Frequent visitors to Adelaide’s popular Central Market will be very familiar with the well-known and respected “Say Cheese” and “Smelly Cheese” shops found next to each other, near the escalators. Recently, I was fortunate enough to get a glimpse of the secret weapon that makes “The Smelly Cheese Shop” such a remarkable and important asset for Adelaide’s cheese lovers. We all know that the French are serious and passionate about their food, jealously guarding the appellations of their finest products and placing strict regulations around the production of them. Here, in Adelaide, there is a French woman who ensures that the great cheeses of France (and Italy, Switzerland, etc.) receive the kind of respect and care necessary to ensure that, when you buy one here, you will be enjoying it’s flavours in their prime and as close as possible to the way it’s maker intended.
Valerie Henbest, of “The Smelly Cheese Shop” presides over the only dedicated “maturing room” of it’s type, for cheese, in Australia. Many of the finest French cheeses are handed, by their makers, over to an Affineur who guides and supervises the aging process of the cheese in caves or maturing rooms. Reproducing the cave environment, the precisely engineered features of the room mean the temperature is kept static, the humidity is optimal and the air is rotated naturally without the use of fans or air-conditioners. The Smelly Cheese maturing room was developed in conjunction with Australian Affineur and foremost cheese maker Richard Thomas and the internationally famous ‘big cheese’ (I’m sorry, but I just couldn’t stop myself) of Affineurs, Herve Mons of France.
Tenderly cradling a large wheel of cheese, Valerie tells me that cheese is a living, changing food whose development is arrested by the normal process of being stored in a refrigerated cool room. A maturing room gives the product the chance to age gracefully, developing it’s full potential along the way. Further, like fine wine, fine cheese needs time to recover after traveling long distances by sea to get here and the maturing room serves as the ideal place for this process to take place.

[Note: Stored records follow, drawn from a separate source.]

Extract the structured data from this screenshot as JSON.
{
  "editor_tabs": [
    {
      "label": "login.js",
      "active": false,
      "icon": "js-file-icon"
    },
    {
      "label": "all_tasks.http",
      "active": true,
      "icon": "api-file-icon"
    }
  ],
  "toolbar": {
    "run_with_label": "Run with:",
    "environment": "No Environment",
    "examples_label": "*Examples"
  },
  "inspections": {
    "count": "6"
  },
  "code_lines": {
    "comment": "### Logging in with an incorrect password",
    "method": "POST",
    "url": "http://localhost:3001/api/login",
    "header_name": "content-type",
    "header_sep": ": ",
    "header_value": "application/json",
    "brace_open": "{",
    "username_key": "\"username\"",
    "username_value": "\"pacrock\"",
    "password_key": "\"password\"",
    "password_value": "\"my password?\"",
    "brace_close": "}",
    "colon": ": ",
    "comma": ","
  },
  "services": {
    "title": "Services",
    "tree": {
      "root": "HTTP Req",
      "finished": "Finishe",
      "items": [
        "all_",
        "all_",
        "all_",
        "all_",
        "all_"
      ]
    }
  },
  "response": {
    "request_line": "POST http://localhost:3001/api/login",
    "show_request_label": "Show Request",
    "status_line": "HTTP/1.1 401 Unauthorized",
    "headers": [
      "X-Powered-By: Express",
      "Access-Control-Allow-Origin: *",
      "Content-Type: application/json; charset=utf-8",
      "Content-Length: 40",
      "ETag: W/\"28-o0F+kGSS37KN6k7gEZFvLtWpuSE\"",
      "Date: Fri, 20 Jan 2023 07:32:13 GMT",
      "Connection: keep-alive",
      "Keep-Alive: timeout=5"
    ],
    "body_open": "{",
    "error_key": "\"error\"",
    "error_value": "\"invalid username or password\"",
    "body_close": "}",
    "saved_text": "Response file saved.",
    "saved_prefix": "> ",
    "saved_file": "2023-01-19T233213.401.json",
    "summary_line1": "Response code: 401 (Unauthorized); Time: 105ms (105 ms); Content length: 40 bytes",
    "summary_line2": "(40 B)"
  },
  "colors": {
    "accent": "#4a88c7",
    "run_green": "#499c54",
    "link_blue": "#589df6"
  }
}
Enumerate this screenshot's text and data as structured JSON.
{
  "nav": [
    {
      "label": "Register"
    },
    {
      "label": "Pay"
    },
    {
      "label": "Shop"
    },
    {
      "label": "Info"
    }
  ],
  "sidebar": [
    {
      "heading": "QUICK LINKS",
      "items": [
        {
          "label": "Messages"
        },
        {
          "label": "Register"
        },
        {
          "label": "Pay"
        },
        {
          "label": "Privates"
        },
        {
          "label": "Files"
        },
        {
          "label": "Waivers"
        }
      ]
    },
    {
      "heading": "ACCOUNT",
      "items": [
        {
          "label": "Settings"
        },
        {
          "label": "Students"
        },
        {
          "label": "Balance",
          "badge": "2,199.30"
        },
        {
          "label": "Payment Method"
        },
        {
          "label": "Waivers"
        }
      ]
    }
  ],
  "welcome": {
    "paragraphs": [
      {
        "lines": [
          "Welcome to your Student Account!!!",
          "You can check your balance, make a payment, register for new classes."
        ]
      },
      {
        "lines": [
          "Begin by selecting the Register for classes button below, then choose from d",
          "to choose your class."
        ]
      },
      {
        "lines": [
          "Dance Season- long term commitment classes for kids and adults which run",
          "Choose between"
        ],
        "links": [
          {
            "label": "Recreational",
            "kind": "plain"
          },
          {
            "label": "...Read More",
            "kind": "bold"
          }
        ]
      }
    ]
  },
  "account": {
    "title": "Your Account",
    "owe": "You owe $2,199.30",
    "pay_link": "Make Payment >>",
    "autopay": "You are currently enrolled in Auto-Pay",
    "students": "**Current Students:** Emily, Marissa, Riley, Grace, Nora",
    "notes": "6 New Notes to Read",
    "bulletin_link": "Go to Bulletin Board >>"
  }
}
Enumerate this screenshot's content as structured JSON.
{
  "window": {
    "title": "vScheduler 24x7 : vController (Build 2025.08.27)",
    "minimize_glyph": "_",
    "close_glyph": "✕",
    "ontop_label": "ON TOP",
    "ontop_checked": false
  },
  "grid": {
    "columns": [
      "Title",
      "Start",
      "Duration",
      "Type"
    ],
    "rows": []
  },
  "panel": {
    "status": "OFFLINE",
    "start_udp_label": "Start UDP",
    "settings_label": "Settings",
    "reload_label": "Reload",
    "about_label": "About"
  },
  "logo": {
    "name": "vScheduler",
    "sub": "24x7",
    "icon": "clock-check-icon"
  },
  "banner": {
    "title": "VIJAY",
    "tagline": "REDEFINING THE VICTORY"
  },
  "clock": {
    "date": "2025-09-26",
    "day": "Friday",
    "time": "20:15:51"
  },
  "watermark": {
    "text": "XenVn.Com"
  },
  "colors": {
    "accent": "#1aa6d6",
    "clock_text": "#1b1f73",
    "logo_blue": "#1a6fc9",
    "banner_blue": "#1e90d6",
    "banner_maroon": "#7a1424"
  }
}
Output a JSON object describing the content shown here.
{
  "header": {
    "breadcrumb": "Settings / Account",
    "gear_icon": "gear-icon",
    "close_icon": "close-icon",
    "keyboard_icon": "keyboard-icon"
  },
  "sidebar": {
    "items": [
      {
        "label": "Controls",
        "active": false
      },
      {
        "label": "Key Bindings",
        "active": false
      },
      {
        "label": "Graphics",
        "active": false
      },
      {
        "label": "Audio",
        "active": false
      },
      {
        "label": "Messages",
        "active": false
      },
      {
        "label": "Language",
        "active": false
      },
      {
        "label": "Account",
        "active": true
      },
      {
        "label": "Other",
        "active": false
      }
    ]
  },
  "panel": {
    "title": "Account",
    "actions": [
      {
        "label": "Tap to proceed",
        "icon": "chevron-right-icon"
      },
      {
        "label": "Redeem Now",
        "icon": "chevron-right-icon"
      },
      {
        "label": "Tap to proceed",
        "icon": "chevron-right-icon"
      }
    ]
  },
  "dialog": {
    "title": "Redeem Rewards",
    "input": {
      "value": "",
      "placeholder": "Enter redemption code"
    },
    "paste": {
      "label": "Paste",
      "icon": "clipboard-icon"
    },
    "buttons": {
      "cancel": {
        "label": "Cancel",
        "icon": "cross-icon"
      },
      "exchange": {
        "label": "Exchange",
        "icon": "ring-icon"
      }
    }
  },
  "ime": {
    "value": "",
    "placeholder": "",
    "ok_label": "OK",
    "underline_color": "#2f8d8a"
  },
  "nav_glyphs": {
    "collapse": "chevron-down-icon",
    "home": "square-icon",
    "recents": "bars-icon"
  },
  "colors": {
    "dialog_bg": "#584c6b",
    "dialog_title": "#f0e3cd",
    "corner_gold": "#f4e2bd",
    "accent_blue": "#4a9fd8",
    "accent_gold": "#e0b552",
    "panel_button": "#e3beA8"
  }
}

Valerie has her own Affineur-in-training who washes the cheeses with a brine solution and turns each one weekly. Different flavours can be impregnated into the cheeses by washing them in differing solutions, with some Affineurs using brandy or wine solutions to add flavour . Valerie also reports that they respond well to a little gentle singing! Imported hard cheeses (and some special local ones) spend a minimum of 3-4 weeks in the maturing room, with some taking up to 6 months to reach their peak and others maturing for as long as 24 months to develop their unique qualities. The room can hold approximately 5 tonnes of cheese – which represents a very significant investment in time and care.
The art of the Affineur is a very old tradition in France and it takes much time, skill and understanding to guide each cheese to it’s own level of perfection. The cheese boards of Adelaide are uniquely placed in Australia to take advantage of our own development of this French practice. And the next time you are enjoying a fine, imported, aged hard cheese – spare a thought for Valerie gently crooning to her beloved cheeses!